Take a look at the GameFlow from last night's Thunder/Spurs matchup. Notice how the Thunder are down by 15 in the 3rd quarter and just keep chipping away at the Spurs' lead? Every recap I've read about that game says that while the Thunder were hitting their shots down the stretch, but that it was their defense that won them the game. [Box Score]

Nick Collison and Nenad Krstic outrebounded Tim Duncan (although the team lost rebounding 46-43) and Thabo Sefolosha disrupted Tony Parker's game at key moments (despite Parker still getting 25 points and 7 assists). A quick look at the box score shows OKC shooting 36% from the field, but still holding San Antonio to 42%. Then check out the free throws: OKC made 17 of 21 and only allowed the Spurs 12 attempts. The Thunder also won turnovers (11 to 15) and steals (10 to 6).

The Thunder's strengths in this win against an NBA powerhouse (defense, getting to the line, not fouling) are exactly the Wolves' weaknesses.

My point is not that one game shows how great the Thunder are and how bad the Wolves are. But a come from behind win after 3 1/2 quarters against one of the best teams in the league is something we've been unable to do. In fact, we do the exact OPPOSITE by leading a mediocre team going into the 4th quarter, only to let the game slip away with defensive lapses.

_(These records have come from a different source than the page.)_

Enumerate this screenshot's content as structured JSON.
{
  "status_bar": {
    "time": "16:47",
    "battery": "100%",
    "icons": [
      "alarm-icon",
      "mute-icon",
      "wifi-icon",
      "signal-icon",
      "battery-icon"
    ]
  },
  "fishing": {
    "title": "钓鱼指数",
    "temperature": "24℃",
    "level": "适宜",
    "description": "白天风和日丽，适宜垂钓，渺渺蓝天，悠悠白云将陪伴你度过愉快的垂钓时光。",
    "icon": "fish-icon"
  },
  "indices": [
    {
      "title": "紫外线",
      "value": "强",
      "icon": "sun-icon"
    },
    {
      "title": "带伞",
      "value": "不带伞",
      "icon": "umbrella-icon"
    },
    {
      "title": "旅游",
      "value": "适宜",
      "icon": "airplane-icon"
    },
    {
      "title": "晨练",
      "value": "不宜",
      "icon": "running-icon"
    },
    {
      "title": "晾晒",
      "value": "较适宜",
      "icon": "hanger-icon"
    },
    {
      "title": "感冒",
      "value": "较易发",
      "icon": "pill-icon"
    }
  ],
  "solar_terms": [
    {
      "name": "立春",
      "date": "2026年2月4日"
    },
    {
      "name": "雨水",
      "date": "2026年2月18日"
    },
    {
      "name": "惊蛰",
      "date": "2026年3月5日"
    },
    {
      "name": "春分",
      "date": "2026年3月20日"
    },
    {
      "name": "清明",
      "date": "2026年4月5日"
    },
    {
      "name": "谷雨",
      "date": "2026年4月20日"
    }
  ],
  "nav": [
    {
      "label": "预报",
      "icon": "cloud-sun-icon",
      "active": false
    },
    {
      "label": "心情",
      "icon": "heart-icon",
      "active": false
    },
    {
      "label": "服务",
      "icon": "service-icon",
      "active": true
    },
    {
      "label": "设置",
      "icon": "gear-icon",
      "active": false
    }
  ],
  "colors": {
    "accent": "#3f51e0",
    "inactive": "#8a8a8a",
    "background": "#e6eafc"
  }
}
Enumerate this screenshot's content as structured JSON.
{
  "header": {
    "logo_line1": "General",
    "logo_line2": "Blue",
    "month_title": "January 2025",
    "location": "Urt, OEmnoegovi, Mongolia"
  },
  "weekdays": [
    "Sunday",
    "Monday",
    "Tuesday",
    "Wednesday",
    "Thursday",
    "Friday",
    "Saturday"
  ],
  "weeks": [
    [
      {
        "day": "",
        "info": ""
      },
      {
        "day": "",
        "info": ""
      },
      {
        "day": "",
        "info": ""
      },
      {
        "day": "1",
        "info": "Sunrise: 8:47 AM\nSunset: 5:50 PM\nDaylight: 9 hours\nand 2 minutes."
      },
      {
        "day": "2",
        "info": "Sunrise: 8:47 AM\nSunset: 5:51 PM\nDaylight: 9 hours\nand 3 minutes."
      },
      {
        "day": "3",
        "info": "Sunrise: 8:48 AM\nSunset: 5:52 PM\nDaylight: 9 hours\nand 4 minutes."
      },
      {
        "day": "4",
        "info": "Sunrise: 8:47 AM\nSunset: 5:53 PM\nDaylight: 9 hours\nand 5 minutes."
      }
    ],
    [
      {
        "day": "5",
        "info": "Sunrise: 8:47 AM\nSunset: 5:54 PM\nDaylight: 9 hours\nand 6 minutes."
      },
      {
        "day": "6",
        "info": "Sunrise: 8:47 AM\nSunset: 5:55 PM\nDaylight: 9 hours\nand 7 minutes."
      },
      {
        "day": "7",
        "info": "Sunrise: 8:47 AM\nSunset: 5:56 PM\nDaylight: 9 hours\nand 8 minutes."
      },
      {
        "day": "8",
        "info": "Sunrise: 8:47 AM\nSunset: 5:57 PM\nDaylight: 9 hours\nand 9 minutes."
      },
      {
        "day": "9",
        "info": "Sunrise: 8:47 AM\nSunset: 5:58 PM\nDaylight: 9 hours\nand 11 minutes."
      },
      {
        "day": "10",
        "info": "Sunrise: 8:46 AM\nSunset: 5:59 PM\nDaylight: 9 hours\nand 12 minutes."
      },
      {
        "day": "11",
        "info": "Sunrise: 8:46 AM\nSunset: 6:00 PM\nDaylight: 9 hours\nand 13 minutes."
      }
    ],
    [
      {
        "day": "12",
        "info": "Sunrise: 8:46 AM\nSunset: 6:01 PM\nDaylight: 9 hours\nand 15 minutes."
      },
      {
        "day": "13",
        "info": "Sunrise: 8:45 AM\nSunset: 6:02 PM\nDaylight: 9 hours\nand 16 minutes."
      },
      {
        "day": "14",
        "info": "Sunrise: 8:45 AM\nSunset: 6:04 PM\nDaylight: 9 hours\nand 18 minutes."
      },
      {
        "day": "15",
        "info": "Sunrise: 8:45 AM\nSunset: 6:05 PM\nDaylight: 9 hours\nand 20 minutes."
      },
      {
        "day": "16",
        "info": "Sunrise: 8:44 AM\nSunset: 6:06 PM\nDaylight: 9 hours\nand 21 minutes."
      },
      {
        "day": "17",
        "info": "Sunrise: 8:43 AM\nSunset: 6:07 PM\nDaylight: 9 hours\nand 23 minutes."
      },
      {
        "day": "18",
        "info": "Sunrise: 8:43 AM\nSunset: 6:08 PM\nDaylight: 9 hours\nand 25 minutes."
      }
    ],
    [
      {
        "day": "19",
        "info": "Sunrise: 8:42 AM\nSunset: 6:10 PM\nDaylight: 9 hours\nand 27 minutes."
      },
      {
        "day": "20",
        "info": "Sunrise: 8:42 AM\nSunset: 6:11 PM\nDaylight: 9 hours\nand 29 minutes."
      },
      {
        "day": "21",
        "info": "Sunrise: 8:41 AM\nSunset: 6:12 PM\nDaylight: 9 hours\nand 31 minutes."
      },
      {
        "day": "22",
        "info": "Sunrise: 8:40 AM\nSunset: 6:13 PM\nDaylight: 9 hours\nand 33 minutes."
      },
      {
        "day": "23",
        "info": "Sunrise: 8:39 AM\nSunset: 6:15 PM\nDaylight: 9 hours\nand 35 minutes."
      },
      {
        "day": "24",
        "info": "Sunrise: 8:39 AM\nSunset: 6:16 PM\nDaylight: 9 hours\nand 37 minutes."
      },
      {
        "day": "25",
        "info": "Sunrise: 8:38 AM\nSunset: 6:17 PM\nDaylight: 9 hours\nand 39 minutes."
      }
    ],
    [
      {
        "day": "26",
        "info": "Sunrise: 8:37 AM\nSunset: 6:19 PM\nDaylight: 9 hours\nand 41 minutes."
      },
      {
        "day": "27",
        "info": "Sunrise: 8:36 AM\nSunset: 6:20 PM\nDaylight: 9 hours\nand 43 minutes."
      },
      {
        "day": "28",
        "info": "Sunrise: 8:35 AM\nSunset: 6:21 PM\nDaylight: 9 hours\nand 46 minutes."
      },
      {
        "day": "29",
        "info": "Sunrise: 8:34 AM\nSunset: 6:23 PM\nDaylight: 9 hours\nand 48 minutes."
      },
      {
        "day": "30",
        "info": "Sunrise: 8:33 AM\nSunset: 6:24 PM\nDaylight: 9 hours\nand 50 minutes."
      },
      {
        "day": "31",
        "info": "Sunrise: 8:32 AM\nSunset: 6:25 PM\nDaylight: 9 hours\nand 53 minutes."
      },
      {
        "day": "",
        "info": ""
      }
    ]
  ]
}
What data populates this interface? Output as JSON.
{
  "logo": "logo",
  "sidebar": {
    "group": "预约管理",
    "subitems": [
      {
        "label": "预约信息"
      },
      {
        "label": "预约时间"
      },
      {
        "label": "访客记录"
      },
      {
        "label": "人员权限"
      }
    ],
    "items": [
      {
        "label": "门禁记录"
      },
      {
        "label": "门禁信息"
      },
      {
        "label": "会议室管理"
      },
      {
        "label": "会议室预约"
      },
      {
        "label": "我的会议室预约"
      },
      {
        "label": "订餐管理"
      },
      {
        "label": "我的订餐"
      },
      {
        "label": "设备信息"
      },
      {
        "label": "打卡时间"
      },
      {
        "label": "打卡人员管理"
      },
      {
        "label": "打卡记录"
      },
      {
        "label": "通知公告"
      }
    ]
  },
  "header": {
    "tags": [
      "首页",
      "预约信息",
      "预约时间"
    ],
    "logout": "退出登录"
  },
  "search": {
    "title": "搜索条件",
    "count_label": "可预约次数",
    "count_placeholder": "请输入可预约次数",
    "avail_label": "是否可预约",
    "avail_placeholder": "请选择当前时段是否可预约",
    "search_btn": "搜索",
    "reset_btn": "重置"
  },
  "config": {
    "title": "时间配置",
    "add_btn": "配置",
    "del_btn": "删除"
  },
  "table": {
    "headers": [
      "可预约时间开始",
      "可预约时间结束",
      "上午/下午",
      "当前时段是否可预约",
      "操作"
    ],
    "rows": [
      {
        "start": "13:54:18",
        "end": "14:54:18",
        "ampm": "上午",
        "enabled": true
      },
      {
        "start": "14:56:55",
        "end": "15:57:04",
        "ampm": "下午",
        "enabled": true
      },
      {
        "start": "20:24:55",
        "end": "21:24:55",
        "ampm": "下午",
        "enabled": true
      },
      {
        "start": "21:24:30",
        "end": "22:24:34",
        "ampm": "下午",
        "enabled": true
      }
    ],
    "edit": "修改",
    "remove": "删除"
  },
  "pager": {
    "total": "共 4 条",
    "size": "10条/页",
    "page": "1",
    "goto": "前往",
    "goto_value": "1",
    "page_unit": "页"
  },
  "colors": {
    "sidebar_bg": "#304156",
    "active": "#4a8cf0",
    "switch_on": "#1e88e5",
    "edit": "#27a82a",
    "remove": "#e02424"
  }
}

The biggest reason I'm bringing up this win by the Thunder is that they're situation is very similar to the Timberwolves':

  • Year 2 of a rebuilding process
    Average age of 26.3 to our 27 (24.8 to 26.1 if you remove players with expiring contracts)
  • Traded their cornerstones (Ray Allen and Rashard Lewis) the same summer we traded KG.

By handing over the personnel (and coaching) decisions to a new leader (former Spurs Assistant GM Sam Presti), the Sonics/Thunder have turned an aging group that peaked at the Western Conference Finals (by over-performing that year) into, what I consider, the strongest rebuilding franchise in the league:

  • They hit on their lotto picks the last two years (Kevin Durant, an obvious pick, Jeff Green and Russell Westbrook);
  • Amassed a stash of picks (something the Wolves have done well as of late);
    And made trades that improved their cap situation and stockpiled assets (again, something the Wolves have gotten better at).

We've assembled a collection of talent and assets that looks good on paper, but it has yet to translate into wins like this one by the Thunder.

And, oh yeah, the Wolves play the Spurs tonight. Go Wolves.

For actual Spurs coverage, check out Pounding the Rock.